U.C. pulls students in Israel

After issuing warnings since January that it was considering canceling its study abroad programs in Israel, the nine-campus University of California system did just that on Tuesday.

On the same day the U.S. State Department warned Americans to defer travel to Israel and the Palestinian territories of the West Bank and Gaza, U.C. became the latest university to pull students out of Israel, and place next fall's programs "on hold."

This term, which the U.C. Education Abroad Program prefers to "canceled," indicates that Israeli programs are scheduled to not take place this year, but could be restarted should the situation in the Mideast improve.

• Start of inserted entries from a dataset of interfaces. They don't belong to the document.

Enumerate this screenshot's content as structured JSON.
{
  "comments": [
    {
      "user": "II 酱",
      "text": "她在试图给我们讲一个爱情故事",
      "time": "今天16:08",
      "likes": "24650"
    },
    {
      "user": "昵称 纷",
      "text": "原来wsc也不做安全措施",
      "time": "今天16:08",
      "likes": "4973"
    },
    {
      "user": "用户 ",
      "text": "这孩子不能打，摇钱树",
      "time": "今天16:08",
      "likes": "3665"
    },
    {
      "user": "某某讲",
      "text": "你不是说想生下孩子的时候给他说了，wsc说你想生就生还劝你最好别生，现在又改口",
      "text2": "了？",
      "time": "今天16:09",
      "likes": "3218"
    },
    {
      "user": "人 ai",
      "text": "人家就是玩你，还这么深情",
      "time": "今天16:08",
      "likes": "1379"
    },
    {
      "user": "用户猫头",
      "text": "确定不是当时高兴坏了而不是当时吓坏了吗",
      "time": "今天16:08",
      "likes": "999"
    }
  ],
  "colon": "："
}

Currently, 27 U.C. students — eight from U.C. Berkeley — are studying in Israel, down from 55 at the beginning of the semester. Dozens more were slated to study there next semester, including 11 from U.C. Berkeley.

"I feel awful," said Jackie Bliss, a U.C. Berkeley sophomore who had hoped to study in Jerusalem. "It's not so much that I can't go, but it's a tragedy that it's reached a point where they have to cancel the program. That's my biggest concern."

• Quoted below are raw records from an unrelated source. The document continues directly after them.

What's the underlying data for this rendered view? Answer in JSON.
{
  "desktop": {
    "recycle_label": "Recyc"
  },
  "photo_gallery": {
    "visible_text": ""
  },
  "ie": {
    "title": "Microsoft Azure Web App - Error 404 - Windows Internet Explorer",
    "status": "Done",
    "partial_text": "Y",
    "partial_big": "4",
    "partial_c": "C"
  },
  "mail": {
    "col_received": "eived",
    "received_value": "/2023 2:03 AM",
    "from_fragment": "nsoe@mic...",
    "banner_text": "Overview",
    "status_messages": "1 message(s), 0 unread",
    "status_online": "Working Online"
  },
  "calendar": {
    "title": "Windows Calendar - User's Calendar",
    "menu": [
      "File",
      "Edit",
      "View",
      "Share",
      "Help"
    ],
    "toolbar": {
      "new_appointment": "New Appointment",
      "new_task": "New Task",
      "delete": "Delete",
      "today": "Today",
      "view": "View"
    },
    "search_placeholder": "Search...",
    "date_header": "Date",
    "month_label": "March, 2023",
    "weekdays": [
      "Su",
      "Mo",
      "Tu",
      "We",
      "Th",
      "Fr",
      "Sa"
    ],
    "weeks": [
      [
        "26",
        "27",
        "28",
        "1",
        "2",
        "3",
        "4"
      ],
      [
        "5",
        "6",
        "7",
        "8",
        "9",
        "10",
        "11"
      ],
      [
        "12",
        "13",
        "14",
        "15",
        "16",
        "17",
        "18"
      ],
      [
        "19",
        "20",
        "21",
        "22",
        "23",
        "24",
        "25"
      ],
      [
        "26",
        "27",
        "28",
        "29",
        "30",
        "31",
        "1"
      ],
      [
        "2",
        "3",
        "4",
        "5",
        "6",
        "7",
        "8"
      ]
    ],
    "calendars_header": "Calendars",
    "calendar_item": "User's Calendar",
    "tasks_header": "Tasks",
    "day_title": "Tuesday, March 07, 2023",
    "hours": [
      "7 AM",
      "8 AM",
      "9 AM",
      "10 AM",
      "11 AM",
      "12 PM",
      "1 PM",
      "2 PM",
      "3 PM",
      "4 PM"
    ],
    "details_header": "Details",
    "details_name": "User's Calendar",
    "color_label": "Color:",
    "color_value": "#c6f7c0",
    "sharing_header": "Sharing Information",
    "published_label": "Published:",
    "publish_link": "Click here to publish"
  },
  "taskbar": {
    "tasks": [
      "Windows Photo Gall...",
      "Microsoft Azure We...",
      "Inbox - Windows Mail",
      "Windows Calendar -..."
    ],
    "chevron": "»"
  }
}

Several individual U.C. students have also expressed a desire to finish out the term in Israel.

Students returning from Israel will finish out their academic courses during independent study in the United States, and most should complete a full semester's credits.

Those wishing to stay past the Israeli program's official April 11 suspension date will have to surmount a number of procedural hurdles.

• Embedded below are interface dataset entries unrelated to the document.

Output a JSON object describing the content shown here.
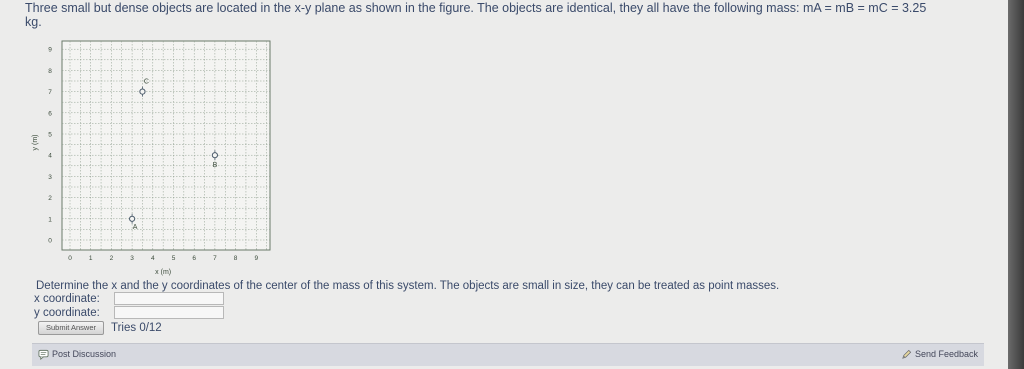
{
  "problem": {
    "intro_line1": "Three small but dense objects are located in the x-y plane as shown in the figure. The objects are identical, they all have the following mass: mA = mB = mC = 3.25",
    "intro_line2": "kg.",
    "question": "Determine the x and the y coordinates of the center of the mass of this system. The objects are small in size, they can be treated as point masses."
  },
  "figure": {
    "ylabel": "y (m)",
    "xlabel": "x (m)",
    "x_ticks": [
      "0",
      "1",
      "2",
      "3",
      "4",
      "5",
      "6",
      "7",
      "8",
      "9"
    ],
    "y_ticks": [
      "0",
      "1",
      "2",
      "3",
      "4",
      "5",
      "6",
      "7",
      "8",
      "9"
    ],
    "points": [
      {
        "label": "A",
        "x": 3,
        "y": 1
      },
      {
        "label": "B",
        "x": 7,
        "y": 4
      },
      {
        "label": "C",
        "x": 3.5,
        "y": 7
      }
    ]
  },
  "form": {
    "x_label": "x coordinate:",
    "y_label": "y coordinate:",
    "x_value": "",
    "y_value": "",
    "submit_label": "Submit Answer",
    "tries": "Tries 0/12"
  },
  "footer": {
    "post_discussion": "Post Discussion",
    "send_feedback": "Send Feedback"
  },
  "colors": {
    "text": "#3a4a6a",
    "grid": "#5a6a5a",
    "page_bg": "#ececeb"
  }
}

Students will have to officially withdraw from the Education Abroad Program — which is tantamount to withdrawing from the U.C. system.

Students would then have to apply to the Israeli institutions they are currently studying at and, upon return, reapply to their U.C. campus and arrange for the transfer of credits.

Hanan Eisenman, a U.C. spokesperson, said the system will make this endeavor as "easy as possible" for students who opt to stay in Israel, but he could not guarantee that a student who withdraws from a U.C. school to stay in Israel will be readmitted.

"I can't guarantee it because it hasn't happened yet," he said. "We feel it won't be a problem. We feel they're going to be readmitted."

The U.C. system joins the University of Washington and the University of Colorado, which placed their academic programs on hold more than a year ago when Mideast violence first started to surge, according to the Associated Press. The private University of Southern California took a similar course of action in August.

Brandeis University, however, said it had no plans to recall its eight students studying in Israel, AP reported.

The U.C. system's suspension of its Israeli programs is not without precedent.

U.C. programs were temporarily shut down in China following the 1989 Tiananmen Square massacre. Israeli programs were suspended during the 1991 Gulf War, and Lebanese programs were canceled back in 1975.

Programs in Indonesia and Thailand were recently suspended, with Thai programs set to restart next year. Programs in the Indian cities of Delhi and Hyderabad were also recently canceled due to military escalations between India and Pakistan.

Eisenman stressed that the U.C. system was not "abandoning" Israel.

"It's the opposite of that," he said. "This is for safety reasons only. We're leaving in place our infrastructure and staff to prepare for U.C. students' return."

Joe Eskenazi

Joe Eskenazi is the managing editor at Mission Local. He is a former editor-at-large at San Francisco magazine, former columnist at SF Weekly and a former J. staff writer.